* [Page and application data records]
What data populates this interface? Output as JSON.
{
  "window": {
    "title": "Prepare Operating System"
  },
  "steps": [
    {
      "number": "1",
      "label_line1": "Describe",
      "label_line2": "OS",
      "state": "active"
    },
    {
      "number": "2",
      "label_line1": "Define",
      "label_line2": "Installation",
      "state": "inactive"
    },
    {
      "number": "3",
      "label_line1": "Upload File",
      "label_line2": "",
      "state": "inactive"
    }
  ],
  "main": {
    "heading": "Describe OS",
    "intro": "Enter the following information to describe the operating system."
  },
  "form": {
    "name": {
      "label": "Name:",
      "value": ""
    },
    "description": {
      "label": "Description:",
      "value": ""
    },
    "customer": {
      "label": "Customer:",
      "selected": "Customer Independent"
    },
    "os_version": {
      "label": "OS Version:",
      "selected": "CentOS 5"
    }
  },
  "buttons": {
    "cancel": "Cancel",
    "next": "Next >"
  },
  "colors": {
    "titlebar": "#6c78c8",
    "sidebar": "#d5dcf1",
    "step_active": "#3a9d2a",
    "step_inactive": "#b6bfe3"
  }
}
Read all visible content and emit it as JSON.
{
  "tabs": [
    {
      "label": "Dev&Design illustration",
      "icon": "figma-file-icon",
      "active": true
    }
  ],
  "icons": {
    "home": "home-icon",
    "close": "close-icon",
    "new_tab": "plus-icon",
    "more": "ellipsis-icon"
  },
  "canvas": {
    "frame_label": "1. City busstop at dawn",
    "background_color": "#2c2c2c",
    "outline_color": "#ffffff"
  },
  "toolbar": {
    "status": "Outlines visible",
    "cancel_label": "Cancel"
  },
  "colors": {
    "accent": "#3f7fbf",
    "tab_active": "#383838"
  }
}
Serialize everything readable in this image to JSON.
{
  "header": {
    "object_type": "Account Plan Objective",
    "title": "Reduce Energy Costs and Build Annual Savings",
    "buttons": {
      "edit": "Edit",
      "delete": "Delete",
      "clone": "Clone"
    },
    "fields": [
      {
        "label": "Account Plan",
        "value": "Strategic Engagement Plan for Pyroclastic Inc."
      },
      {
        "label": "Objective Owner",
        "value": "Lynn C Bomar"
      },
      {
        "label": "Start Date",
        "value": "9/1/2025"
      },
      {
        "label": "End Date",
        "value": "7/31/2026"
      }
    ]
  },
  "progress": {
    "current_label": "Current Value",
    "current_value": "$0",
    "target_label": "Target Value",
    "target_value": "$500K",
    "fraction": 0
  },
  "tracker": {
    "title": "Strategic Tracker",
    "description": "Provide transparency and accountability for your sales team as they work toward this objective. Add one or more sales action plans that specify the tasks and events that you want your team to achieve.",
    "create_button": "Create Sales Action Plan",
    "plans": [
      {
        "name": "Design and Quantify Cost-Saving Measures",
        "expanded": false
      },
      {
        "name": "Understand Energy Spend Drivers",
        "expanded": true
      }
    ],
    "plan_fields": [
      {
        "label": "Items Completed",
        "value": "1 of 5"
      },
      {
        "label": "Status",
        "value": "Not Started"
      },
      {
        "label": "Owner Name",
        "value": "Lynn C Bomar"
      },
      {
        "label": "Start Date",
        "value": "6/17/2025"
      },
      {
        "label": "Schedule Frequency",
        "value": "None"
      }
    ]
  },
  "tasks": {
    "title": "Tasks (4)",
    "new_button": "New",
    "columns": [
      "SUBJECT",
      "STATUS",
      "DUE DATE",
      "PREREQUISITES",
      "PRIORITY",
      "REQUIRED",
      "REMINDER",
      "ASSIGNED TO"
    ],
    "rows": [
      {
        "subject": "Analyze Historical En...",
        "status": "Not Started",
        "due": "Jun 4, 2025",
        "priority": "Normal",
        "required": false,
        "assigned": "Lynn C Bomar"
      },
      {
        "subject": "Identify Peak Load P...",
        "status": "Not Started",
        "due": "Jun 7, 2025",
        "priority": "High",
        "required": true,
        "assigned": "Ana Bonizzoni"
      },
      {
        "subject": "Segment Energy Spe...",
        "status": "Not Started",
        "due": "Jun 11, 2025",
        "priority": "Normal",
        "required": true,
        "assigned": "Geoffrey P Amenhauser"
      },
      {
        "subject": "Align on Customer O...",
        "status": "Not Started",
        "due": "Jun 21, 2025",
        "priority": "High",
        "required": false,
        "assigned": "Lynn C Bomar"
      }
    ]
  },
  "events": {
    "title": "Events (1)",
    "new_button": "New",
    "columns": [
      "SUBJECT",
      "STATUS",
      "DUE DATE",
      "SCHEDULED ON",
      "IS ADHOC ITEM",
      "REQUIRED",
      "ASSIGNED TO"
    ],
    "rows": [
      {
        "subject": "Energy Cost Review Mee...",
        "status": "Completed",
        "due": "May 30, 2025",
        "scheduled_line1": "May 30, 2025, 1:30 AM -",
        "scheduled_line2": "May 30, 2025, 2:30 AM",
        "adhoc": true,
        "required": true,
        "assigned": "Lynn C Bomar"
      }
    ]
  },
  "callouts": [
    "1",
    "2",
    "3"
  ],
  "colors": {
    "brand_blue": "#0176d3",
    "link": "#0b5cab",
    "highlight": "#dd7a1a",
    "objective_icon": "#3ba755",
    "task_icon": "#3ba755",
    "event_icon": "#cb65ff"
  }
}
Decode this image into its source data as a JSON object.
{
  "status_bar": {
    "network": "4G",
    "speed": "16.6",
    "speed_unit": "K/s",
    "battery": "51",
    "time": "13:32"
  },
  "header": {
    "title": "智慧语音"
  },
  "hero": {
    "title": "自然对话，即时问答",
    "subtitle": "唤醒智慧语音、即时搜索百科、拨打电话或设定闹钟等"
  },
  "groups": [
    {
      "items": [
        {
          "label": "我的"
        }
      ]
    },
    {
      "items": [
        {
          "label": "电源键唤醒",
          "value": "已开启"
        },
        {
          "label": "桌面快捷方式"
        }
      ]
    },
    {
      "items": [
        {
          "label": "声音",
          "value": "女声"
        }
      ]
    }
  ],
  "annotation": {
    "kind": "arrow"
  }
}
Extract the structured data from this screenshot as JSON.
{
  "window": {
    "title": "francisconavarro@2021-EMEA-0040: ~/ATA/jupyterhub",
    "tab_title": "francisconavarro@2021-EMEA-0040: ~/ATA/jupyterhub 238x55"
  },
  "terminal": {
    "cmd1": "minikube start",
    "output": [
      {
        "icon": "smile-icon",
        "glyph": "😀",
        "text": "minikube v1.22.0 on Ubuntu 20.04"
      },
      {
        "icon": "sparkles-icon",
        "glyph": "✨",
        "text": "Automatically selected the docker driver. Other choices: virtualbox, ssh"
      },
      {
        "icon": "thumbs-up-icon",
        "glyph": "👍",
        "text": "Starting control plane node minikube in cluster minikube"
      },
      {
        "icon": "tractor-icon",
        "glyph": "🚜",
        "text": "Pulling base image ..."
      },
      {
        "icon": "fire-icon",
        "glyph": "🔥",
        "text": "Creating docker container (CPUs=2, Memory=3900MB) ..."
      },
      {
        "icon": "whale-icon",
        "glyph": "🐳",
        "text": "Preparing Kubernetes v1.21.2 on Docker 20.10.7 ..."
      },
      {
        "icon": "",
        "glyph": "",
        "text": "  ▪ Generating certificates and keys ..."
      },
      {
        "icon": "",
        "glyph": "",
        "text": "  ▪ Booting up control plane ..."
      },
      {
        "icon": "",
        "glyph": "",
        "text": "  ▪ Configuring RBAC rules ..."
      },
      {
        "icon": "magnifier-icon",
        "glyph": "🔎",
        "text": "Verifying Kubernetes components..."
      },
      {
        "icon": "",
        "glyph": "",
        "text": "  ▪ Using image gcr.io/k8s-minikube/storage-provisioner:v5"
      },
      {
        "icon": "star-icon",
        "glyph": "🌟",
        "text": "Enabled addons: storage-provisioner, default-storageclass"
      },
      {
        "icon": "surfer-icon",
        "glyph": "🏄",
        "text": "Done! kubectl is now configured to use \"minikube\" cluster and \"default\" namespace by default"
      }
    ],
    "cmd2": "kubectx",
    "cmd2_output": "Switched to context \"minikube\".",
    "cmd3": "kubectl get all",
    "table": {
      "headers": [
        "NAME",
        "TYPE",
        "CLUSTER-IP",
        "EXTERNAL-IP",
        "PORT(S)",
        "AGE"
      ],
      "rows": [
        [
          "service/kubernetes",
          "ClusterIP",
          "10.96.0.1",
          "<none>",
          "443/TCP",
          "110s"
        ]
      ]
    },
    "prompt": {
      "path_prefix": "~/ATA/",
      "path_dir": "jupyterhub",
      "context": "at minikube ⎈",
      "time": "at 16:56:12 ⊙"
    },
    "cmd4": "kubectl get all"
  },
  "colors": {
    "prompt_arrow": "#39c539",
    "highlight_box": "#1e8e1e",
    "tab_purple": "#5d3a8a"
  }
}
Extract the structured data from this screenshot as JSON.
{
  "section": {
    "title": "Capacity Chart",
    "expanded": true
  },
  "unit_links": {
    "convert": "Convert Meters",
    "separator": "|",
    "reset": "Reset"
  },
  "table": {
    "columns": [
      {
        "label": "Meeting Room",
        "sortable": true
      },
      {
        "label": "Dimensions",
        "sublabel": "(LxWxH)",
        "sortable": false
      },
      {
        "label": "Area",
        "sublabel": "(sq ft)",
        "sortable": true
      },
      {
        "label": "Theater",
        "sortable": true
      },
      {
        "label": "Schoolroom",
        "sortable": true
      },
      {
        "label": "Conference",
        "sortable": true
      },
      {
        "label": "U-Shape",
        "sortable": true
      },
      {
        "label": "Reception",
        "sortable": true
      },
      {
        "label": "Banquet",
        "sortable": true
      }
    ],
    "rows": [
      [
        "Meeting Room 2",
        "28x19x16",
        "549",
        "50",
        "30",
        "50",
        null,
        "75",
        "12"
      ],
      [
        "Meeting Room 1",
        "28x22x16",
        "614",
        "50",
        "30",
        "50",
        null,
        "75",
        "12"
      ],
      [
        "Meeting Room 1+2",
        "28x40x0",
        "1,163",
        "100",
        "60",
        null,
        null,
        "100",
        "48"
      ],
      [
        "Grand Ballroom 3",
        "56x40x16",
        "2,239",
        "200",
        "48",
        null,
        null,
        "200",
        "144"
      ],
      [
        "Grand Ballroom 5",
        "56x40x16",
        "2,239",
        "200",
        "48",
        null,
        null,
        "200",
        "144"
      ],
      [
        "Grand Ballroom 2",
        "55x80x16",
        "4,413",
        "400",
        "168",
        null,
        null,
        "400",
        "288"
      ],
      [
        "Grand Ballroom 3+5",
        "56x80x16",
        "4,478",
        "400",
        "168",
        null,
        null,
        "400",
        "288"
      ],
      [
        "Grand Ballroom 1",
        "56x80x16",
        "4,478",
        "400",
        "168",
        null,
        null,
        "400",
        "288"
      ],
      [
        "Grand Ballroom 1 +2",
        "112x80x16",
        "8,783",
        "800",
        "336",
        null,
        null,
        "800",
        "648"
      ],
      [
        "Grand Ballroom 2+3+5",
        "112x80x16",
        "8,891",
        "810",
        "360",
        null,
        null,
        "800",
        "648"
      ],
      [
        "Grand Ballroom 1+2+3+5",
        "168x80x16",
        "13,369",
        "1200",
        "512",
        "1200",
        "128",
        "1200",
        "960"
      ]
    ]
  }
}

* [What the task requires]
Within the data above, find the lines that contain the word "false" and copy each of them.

* [Solved problem]
        "expanded": false
        "required": false,
        "required": false,
        "sortable": false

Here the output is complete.